What this tells me, watching all of it, is that Murphy knows in some way, because his mother was not in a panic, that he is safe and that all his needs will be met; and that Charlie has been conditioned to be more aware (despite their breed differences; goldens are NOT watch dogs) and needy or resourceful. Murphy has confidence, where Charlie simply has gratitude. I know that if I’m ever with Charlie and I feel unsafe around a person, he will go for the throat of whatever is approaching in a hostile way. He’s a sweet boy, but don’t cross him. Whereas Murphy, he’ll offer the person my coat and jewelry and ask for a ride.
At 5:35 every night, I can tell without the clock that it’s time for their dinner because Charlie goes to Murphy’s mouth to see if anything is there.

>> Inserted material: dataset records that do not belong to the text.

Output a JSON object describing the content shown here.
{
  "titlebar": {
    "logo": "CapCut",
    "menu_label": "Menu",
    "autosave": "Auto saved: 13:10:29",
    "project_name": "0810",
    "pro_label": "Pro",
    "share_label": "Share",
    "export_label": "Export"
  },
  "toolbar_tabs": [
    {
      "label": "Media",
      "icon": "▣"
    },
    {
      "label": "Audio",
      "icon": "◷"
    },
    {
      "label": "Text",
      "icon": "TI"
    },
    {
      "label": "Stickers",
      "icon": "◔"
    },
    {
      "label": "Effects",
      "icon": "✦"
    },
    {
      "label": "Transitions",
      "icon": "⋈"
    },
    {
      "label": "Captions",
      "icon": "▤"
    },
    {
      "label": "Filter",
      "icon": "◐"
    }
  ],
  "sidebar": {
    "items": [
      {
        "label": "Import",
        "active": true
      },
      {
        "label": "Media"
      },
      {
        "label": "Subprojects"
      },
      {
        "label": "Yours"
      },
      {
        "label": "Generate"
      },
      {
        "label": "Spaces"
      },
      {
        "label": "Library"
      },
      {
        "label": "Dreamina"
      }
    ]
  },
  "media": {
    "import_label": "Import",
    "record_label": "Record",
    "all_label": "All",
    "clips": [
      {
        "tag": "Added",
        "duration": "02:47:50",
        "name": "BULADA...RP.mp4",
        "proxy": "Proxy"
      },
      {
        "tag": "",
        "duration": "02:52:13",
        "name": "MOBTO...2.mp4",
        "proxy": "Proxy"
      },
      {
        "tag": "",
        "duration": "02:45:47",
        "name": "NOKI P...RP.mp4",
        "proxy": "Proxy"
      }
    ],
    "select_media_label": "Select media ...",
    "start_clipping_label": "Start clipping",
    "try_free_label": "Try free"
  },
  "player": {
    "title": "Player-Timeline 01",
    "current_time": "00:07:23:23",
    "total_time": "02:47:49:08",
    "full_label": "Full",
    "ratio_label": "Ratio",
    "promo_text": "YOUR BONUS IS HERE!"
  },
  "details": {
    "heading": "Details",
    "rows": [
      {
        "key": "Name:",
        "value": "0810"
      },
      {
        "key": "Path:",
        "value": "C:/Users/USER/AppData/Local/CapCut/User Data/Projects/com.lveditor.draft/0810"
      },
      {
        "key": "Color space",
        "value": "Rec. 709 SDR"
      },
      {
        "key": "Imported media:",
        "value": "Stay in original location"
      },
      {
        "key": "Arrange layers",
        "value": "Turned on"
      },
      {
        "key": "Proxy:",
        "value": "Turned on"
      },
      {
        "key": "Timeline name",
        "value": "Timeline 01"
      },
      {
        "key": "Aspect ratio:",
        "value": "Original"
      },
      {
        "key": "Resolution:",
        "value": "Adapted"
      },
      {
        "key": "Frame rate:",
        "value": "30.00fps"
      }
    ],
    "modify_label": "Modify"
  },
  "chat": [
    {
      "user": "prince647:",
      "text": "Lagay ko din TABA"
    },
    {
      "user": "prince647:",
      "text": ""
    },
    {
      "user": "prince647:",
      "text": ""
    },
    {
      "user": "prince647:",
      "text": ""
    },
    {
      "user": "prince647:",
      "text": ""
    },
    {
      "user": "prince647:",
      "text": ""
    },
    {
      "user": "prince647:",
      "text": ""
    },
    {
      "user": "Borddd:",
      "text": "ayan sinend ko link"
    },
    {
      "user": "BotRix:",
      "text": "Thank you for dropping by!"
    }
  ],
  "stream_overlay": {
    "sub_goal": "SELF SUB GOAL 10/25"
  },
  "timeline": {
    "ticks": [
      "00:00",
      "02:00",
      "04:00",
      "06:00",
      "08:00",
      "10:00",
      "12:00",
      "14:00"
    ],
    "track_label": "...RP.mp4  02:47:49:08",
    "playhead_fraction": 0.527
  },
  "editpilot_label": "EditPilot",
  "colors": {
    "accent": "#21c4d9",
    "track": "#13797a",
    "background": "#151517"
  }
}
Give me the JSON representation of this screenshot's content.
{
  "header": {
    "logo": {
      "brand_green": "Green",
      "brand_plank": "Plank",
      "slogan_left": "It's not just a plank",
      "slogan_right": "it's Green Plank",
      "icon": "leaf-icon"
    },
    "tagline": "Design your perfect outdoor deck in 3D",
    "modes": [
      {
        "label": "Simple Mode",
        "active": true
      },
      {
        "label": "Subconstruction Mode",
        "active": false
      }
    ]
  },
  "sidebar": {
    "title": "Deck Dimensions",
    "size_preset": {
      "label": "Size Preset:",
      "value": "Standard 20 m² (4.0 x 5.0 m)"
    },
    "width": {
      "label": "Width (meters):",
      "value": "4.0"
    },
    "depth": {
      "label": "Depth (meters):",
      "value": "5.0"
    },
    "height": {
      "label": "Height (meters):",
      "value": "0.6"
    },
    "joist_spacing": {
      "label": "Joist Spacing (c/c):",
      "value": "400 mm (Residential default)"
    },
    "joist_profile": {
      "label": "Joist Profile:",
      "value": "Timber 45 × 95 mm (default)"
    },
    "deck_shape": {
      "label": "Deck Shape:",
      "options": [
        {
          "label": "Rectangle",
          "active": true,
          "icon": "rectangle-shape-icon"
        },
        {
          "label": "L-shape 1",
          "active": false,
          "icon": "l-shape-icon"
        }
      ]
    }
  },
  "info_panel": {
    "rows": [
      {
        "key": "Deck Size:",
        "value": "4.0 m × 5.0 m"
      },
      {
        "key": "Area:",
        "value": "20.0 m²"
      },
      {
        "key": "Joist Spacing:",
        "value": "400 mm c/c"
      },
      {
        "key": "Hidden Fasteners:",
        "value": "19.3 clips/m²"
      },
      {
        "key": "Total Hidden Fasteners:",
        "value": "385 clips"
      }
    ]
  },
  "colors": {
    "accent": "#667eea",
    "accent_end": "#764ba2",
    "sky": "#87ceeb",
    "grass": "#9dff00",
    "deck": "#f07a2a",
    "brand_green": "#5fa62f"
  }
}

When people come to the house to visit, Charlie is beyond thrilled. He can’t wait to sniff them, to kiss them, to inspect their bags or pockets. Charlie does play bows, and wags his tail and smiles. Murphy is, on the other hand, just glad they’re here. He saunters up to them, he lets them pet him, he inspects their crotches and then he moves on. If it’s someone he REALLY loves, he will wag his tail and do a little dance and “wooo-oo-woof” at them. Charlie is silent, but going through their stuff. If he finds something, he shares with Murphy; the same can not be said of Murphy.
What’s nice about “knowing” about Charlie’s litter mates is that their owners and I occasionally share pictures or stories about the dogs and it seems that they all have a predilection for digging into established floors. In the case of Charlie, it’s not that he eats what he digs up; but there’s something in him that tells him, “below is security; below is sustenance.” Knowing the story of his exhausting rescue (I shared it here at this link), leaves me barely surprised by his digging and scratching, once I put it all together. It’s part of who he is, just as my telling jokes to cover over a pain or a hurt.
Watching Charlie — a dog by chance who survived by sheer will and the goodness of others, and Murphy — a dog of intention who was spoken for before he was even born, tells me a lot about how I am the way I am. I am scrappy, resourceful, defiant and loyal like Charlie because I grew up in a place that required it in order for me to survive and thrive. Charlie is charming –real and authentic– but there is something that I believe he “knows” about kindness: that when you are safe and secure, that you can give it, without wondering if it will come back to you. And now I can understand Murphy because when I give and live with kindness, I just end up enjoying it.
PS — one more: this is IMMEDIATELY after I washed the glass door: